App and web page records:

------

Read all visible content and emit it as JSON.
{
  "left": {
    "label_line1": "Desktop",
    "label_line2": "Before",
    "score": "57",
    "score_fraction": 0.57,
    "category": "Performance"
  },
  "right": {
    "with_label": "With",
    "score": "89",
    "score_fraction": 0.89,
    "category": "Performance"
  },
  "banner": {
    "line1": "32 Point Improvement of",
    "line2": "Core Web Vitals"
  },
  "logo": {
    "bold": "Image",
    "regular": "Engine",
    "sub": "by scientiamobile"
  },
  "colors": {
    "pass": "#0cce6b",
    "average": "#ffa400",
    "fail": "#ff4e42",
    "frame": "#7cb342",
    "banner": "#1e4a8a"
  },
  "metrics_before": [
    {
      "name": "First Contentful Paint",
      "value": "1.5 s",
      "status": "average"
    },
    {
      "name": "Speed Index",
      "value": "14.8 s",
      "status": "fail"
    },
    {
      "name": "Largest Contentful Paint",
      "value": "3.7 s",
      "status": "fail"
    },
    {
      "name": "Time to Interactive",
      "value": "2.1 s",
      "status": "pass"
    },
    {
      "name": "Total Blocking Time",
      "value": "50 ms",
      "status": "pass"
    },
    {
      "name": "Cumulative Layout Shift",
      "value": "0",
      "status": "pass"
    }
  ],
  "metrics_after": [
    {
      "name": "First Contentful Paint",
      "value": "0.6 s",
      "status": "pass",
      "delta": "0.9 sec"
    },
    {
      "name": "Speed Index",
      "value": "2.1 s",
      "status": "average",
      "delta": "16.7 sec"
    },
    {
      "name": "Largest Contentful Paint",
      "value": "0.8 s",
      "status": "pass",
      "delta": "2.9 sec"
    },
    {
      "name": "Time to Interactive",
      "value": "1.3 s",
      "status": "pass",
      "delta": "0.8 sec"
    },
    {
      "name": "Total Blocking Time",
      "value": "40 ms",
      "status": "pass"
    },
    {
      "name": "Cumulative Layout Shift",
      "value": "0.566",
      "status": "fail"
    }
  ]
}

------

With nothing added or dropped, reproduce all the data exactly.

| Answer to this problem |
Read all visible content and emit it as JSON.
{
  "left": {
    "label_line1": "Desktop",
    "label_line2": "Before",
    "score": "57",
    "score_fraction": 0.57,
    "category": "Performance"
  },
  "right": {
    "with_label": "With",
    "score": "89",
    "score_fraction": 0.89,
    "category": "Performance"
  },
  "banner": {
    "line1": "32 Point Improvement of",
    "line2": "Core Web Vitals"
  },
  "logo": {
    "bold": "Image",
    "regular": "Engine",
    "sub": "by scientiamobile"
  },
  "colors": {
    "pass": "#0cce6b",
    "average": "#ffa400",
    "fail": "#ff4e42",
    "frame": "#7cb342",
    "banner": "#1e4a8a"
  },
  "metrics_before": [
    {
      "name": "First Contentful Paint",
      "value": "1.5 s",
      "status": "average"
    },
    {
      "name": "Speed Index",
      "value": "14.8 s",
      "status": "fail"
    },
    {
      "name": "Largest Contentful Paint",
      "value": "3.7 s",
      "status": "fail"
    },
    {
      "name": "Time to Interactive",
      "value": "2.1 s",
      "status": "pass"
    },
    {
      "name": "Total Blocking Time",
      "value": "50 ms",
      "status": "pass"
    },
    {
      "name": "Cumulative Layout Shift",
      "value": "0",
      "status": "pass"
    }
  ],
  "metrics_after": [
    {
      "name": "First Contentful Paint",
      "value": "0.6 s",
      "status": "pass",
      "delta": "0.9 sec"
    },
    {
      "name": "Speed Index",
      "value": "2.1 s",
      "status": "average",
      "delta": "16.7 sec"
    },
    {
      "name": "Largest Contentful Paint",
      "value": "0.8 s",
      "status": "pass",
      "delta": "2.9 sec"
    },
    {
      "name": "Time to Interactive",
      "value": "1.3 s",
      "status": "pass",
      "delta": "0.8 sec"
    },
    {
      "name": "Total Blocking Time",
      "value": "40 ms",
      "status": "pass"
    },
    {
      "name": "Cumulative Layout Shift",
      "value": "0.566",
      "status": "fail"
    }
  ]
}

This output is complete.